“This is not the result of any one event, but rather a realization that I need to spend more time on my faith and family,” Schiano said. “I don’t want to look back years from now and wish I had done things differently. Therefore, I am taking time away from the game to recalibrate my priorities.”
The 2018 NFL Draft lived up to its hype. Baker Mayfield unleashed his Heisman-winning talent after Hue Jackson’s firing, putting up MVP-caliber numbers over the back half of his premiere season as a pro. That wasn’t enough to beat out the No. 2 pick from last spring in the offensive rookie of the year voting, however. Saquon Barkley did everything but throw the ball in the Giants’ offense, gaining a league-high 2,028 yards from scrimmage. Quenton Nelson and Derwin Jameseach capped their rookie campaigns with first-team All-Pro honors.
But not every pick was a home run. Injuries left late first-rounders Isaiah Wynn and Mike Hughesto play only six games combined due to injuries. Quarterbacks Sam Darnold, Josh Rosen, and Josh Allen all had their share of growing pains while making the leap from college to the pros.
In case you missed it at Arrowhead Pride
If the Chiefs don’t win the Super Bowl in 2019, would you consider the season a failure?
55 percent of fans said that, “yes, it would be a failure”
45 percent of fans said that, “no, it would not be a failure”
In this question, I would probably lean, “yes.” Keeping in mind the cold, hard truth that 31 teams go home unhappy, the 2019 Chiefs season is Andy Reid’s seventh year (what, already?) with the club. I think we can all agree that Clark Hunt brought Reid to Kansas City for two reasons: 1) Turn the franchise upside-down and around (check). 2) Win a championship.
To start, we’ll divide the team needs into three tiers.
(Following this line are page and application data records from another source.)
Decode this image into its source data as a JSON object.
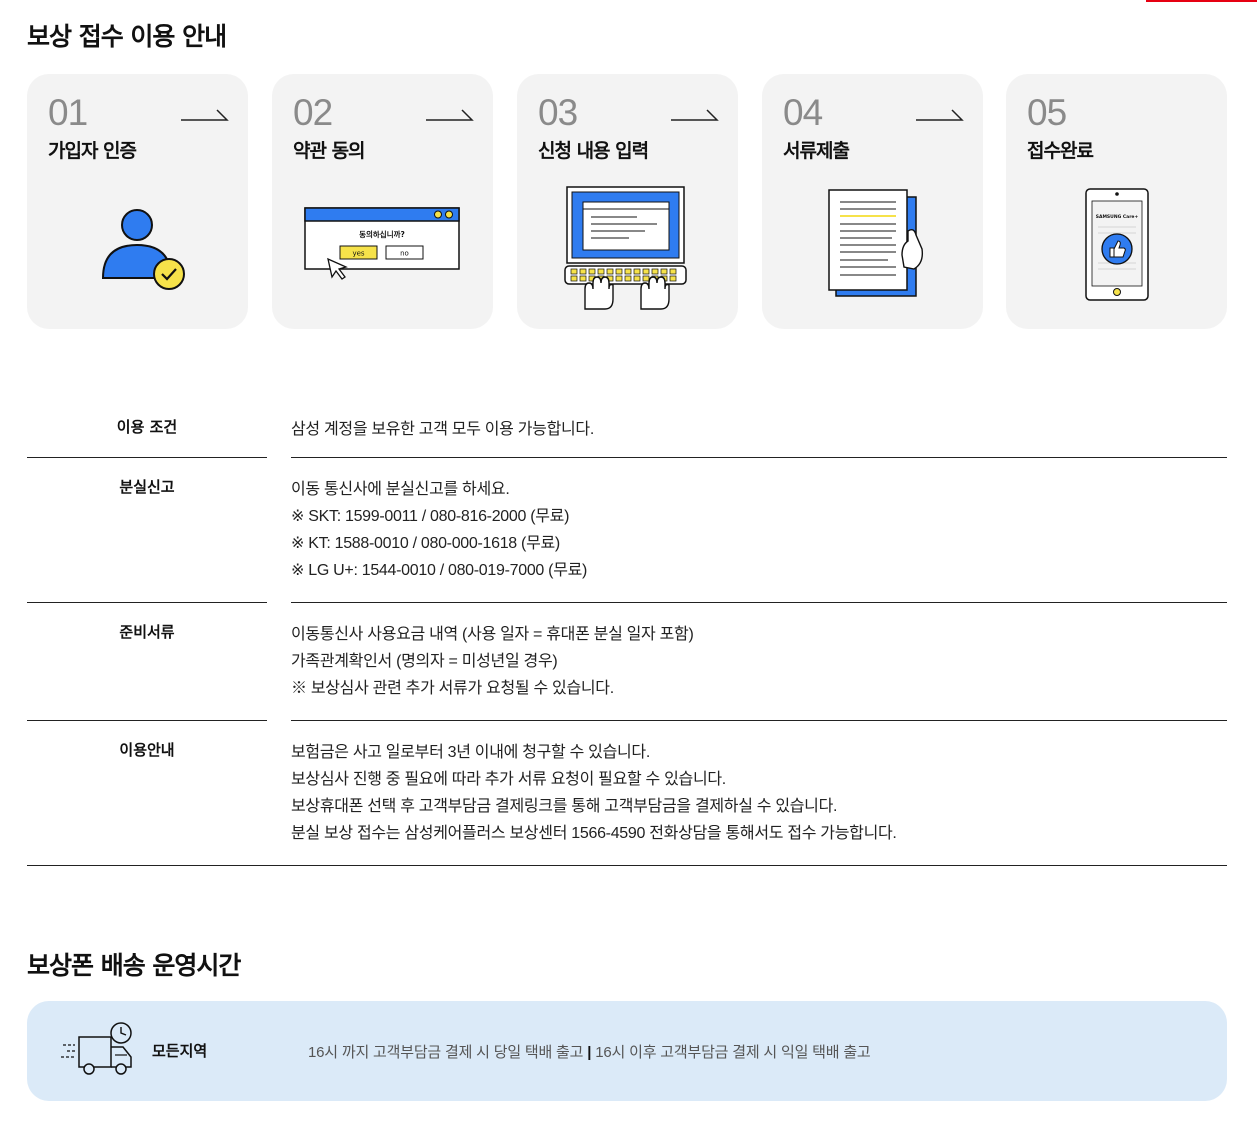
{
  "guide": {
    "title": "보상 접수 이용 안내",
    "steps": [
      {
        "num": "01",
        "title": "가입자 인증"
      },
      {
        "num": "02",
        "title": "약관 동의",
        "dialog_question": "동의하십니까?",
        "yes_label": "yes",
        "no_label": "no"
      },
      {
        "num": "03",
        "title": "신청 내용 입력"
      },
      {
        "num": "04",
        "title": "서류제출"
      },
      {
        "num": "05",
        "title": "접수완료",
        "phone_brand": "SAMSUNG Care+"
      }
    ]
  },
  "info": {
    "rows": [
      {
        "label": "이용 조건",
        "lines": [
          "삼성 계정을 보유한 고객 모두 이용 가능합니다."
        ]
      },
      {
        "label": "분실신고",
        "lines": [
          "이동 통신사에 분실신고를 하세요.",
          "※ SKT: 1599-0011 / 080-816-2000 (무료)",
          "※ KT: 1588-0010 / 080-000-1618 (무료)",
          "※ LG U+: 1544-0010 / 080-019-7000 (무료)"
        ]
      },
      {
        "label": "준비서류",
        "lines": [
          "이동통신사 사용요금 내역 (사용 일자 = 휴대폰 분실 일자 포함)",
          "가족관계확인서 (명의자 = 미성년일 경우)",
          "※ 보상심사 관련 추가 서류가 요청될 수 있습니다."
        ]
      },
      {
        "label": "이용안내",
        "lines": [
          "보험금은 사고 일로부터 3년 이내에 청구할 수 있습니다.",
          "보상심사 진행 중 필요에 따라 추가 서류 요청이 필요할 수 있습니다.",
          "보상휴대폰 선택 후 고객부담금 결제링크를 통해 고객부담금을 결제하실 수 있습니다.",
          "분실 보상 접수는 삼성케어플러스 보상센터 1566-4590 전화상담을 통해서도 접수 가능합니다."
        ]
      }
    ]
  },
  "delivery": {
    "title": "보상폰 배송 운영시간",
    "region": "모든지역",
    "before": "16시 까지 고객부담금 결제 시 당일 택배 출고",
    "separator": "|",
    "after": "16시 이후 고객부담금 결제 시 익일 택배 출고"
  },
  "colors": {
    "accent_blue": "#2f7cf0",
    "accent_yellow": "#f6e24a",
    "card_bg": "#f3f3f3",
    "delivery_bg": "#dbeaf8",
    "top_accent": "#e60012"
  }
}
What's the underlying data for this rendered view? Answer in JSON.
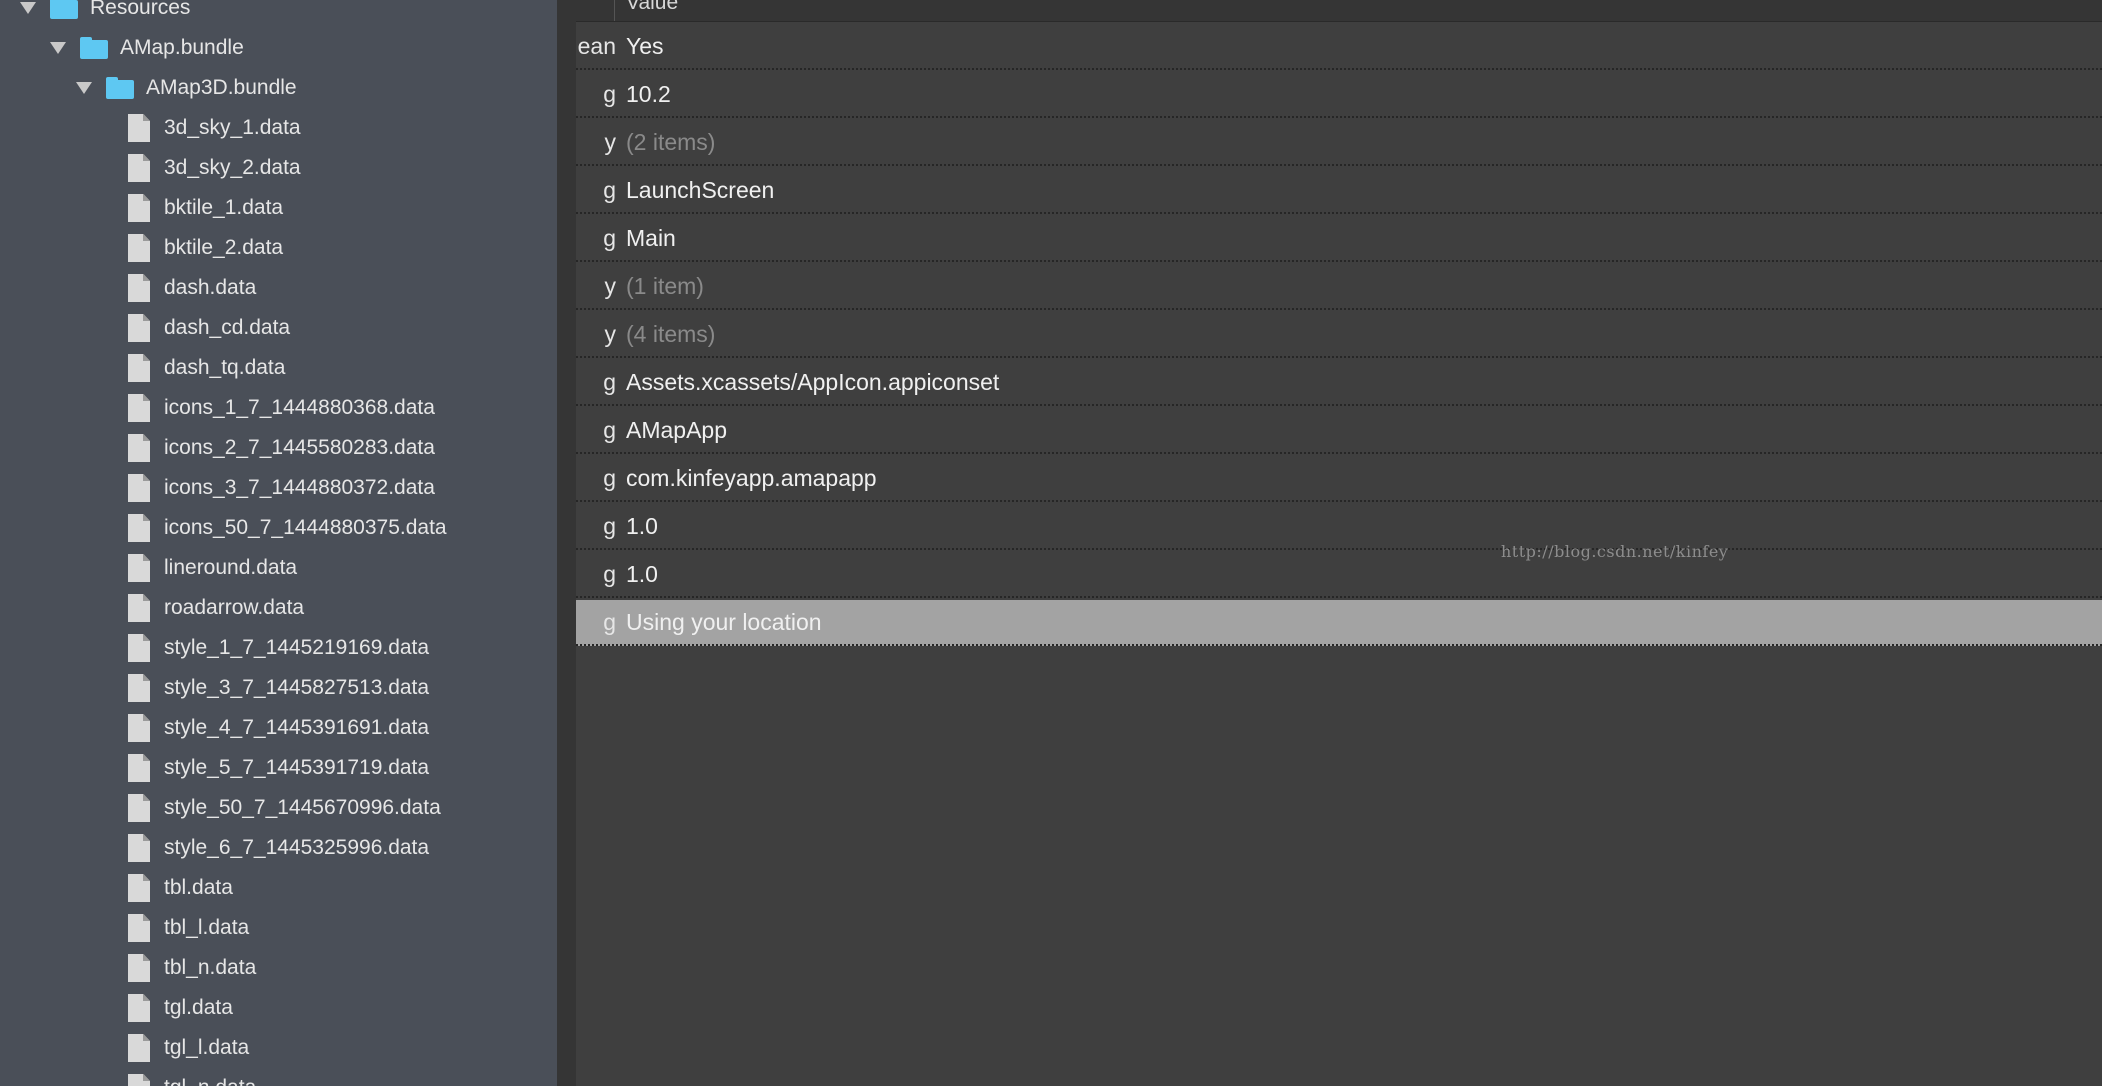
{
  "sidebar": {
    "tree": [
      {
        "label": "Resources",
        "kind": "folder",
        "expanded": true,
        "depth": 0
      },
      {
        "label": "AMap.bundle",
        "kind": "folder",
        "expanded": true,
        "depth": 1
      },
      {
        "label": "AMap3D.bundle",
        "kind": "folder",
        "expanded": true,
        "depth": 2
      },
      {
        "label": "3d_sky_1.data",
        "kind": "file",
        "depth": 3
      },
      {
        "label": "3d_sky_2.data",
        "kind": "file",
        "depth": 3
      },
      {
        "label": "bktile_1.data",
        "kind": "file",
        "depth": 3
      },
      {
        "label": "bktile_2.data",
        "kind": "file",
        "depth": 3
      },
      {
        "label": "dash.data",
        "kind": "file",
        "depth": 3
      },
      {
        "label": "dash_cd.data",
        "kind": "file",
        "depth": 3
      },
      {
        "label": "dash_tq.data",
        "kind": "file",
        "depth": 3
      },
      {
        "label": "icons_1_7_1444880368.data",
        "kind": "file",
        "depth": 3
      },
      {
        "label": "icons_2_7_1445580283.data",
        "kind": "file",
        "depth": 3
      },
      {
        "label": "icons_3_7_1444880372.data",
        "kind": "file",
        "depth": 3
      },
      {
        "label": "icons_50_7_1444880375.data",
        "kind": "file",
        "depth": 3
      },
      {
        "label": "lineround.data",
        "kind": "file",
        "depth": 3
      },
      {
        "label": "roadarrow.data",
        "kind": "file",
        "depth": 3
      },
      {
        "label": "style_1_7_1445219169.data",
        "kind": "file",
        "depth": 3
      },
      {
        "label": "style_3_7_1445827513.data",
        "kind": "file",
        "depth": 3
      },
      {
        "label": "style_4_7_1445391691.data",
        "kind": "file",
        "depth": 3
      },
      {
        "label": "style_5_7_1445391719.data",
        "kind": "file",
        "depth": 3
      },
      {
        "label": "style_50_7_1445670996.data",
        "kind": "file",
        "depth": 3
      },
      {
        "label": "style_6_7_1445325996.data",
        "kind": "file",
        "depth": 3
      },
      {
        "label": "tbl.data",
        "kind": "file",
        "depth": 3
      },
      {
        "label": "tbl_l.data",
        "kind": "file",
        "depth": 3
      },
      {
        "label": "tbl_n.data",
        "kind": "file",
        "depth": 3
      },
      {
        "label": "tgl.data",
        "kind": "file",
        "depth": 3
      },
      {
        "label": "tgl_l.data",
        "kind": "file",
        "depth": 3
      },
      {
        "label": "tgl_n.data",
        "kind": "file",
        "depth": 3
      }
    ]
  },
  "plist": {
    "header": {
      "value_label": "Value"
    },
    "rows": [
      {
        "type": "ean",
        "value": "Yes",
        "dim": false,
        "selected": false
      },
      {
        "type": "g",
        "value": "10.2",
        "dim": false,
        "selected": false
      },
      {
        "type": "y",
        "value": "(2 items)",
        "dim": true,
        "selected": false
      },
      {
        "type": "g",
        "value": "LaunchScreen",
        "dim": false,
        "selected": false
      },
      {
        "type": "g",
        "value": "Main",
        "dim": false,
        "selected": false
      },
      {
        "type": "y",
        "value": "(1 item)",
        "dim": true,
        "selected": false
      },
      {
        "type": "y",
        "value": "(4 items)",
        "dim": true,
        "selected": false
      },
      {
        "type": "g",
        "value": "Assets.xcassets/AppIcon.appiconset",
        "dim": false,
        "selected": false
      },
      {
        "type": "g",
        "value": "AMapApp",
        "dim": false,
        "selected": false
      },
      {
        "type": "g",
        "value": "com.kinfeyapp.amapapp",
        "dim": false,
        "selected": false
      },
      {
        "type": "g",
        "value": "1.0",
        "dim": false,
        "selected": false
      },
      {
        "type": "g",
        "value": "1.0",
        "dim": false,
        "selected": false
      },
      {
        "type": "g",
        "value": "Using your location",
        "dim": false,
        "selected": true
      }
    ]
  },
  "watermark": "http://blog.csdn.net/kinfey",
  "colors": {
    "sidebar_bg": "#4a4f58",
    "folder_accent": "#5ec8f2",
    "editor_bg": "#3f3f3f",
    "selected_row": "#a3a3a3"
  }
}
I know the needs of a team are always subjective, so I’ll include an explanation with each one.
Here’s how that would shake out for the Chiefs:
Tier 1: wide receiver, edge rusher, defensive end and cornerback
Tier 2: tight end, interior offensive line, interior defensive line, safety and linebacker
Tier 3: quarterback, running back, offensive tackle
To be clear, there are pre-draft visits and there are workouts. Players that visit the Chiefs’ facility do not physically work out — those are just visits where prospects meet the coaching staff and/or front office, as well as go through a physical. The Chiefs can work a player out someplace else, such as before or after their pro day on campus. Teams are allowed 30 players to visit their facility.
We have used the month of March here at Arrowhead Pride to identify Patrick Mahomes’ best 2018 play by way of a 32-play tournament called Mahomes Madness. We just wrapped up the “elite eight” right here. We had our closest matchup of the tournament in the elite-eight round, when “The Scramble” beat “No Look” by just 14 votes.
Now we’re down to the “final four,” and you have until Sunday, March 31, at Midnight Arrowhead Time to vote. Let’s get to it...
Follow Arrowhead Pride on Social Media
AP Facebook Page: Click here to like our page
AP Instagram: Follow @ArrowheadPride
AP Twitter: Follow @ArrowheadPride
AP Editor-in-Chief: Pete Sweeney: Follow @pgsween
610 Sports Twitter: Follow @610SportsKC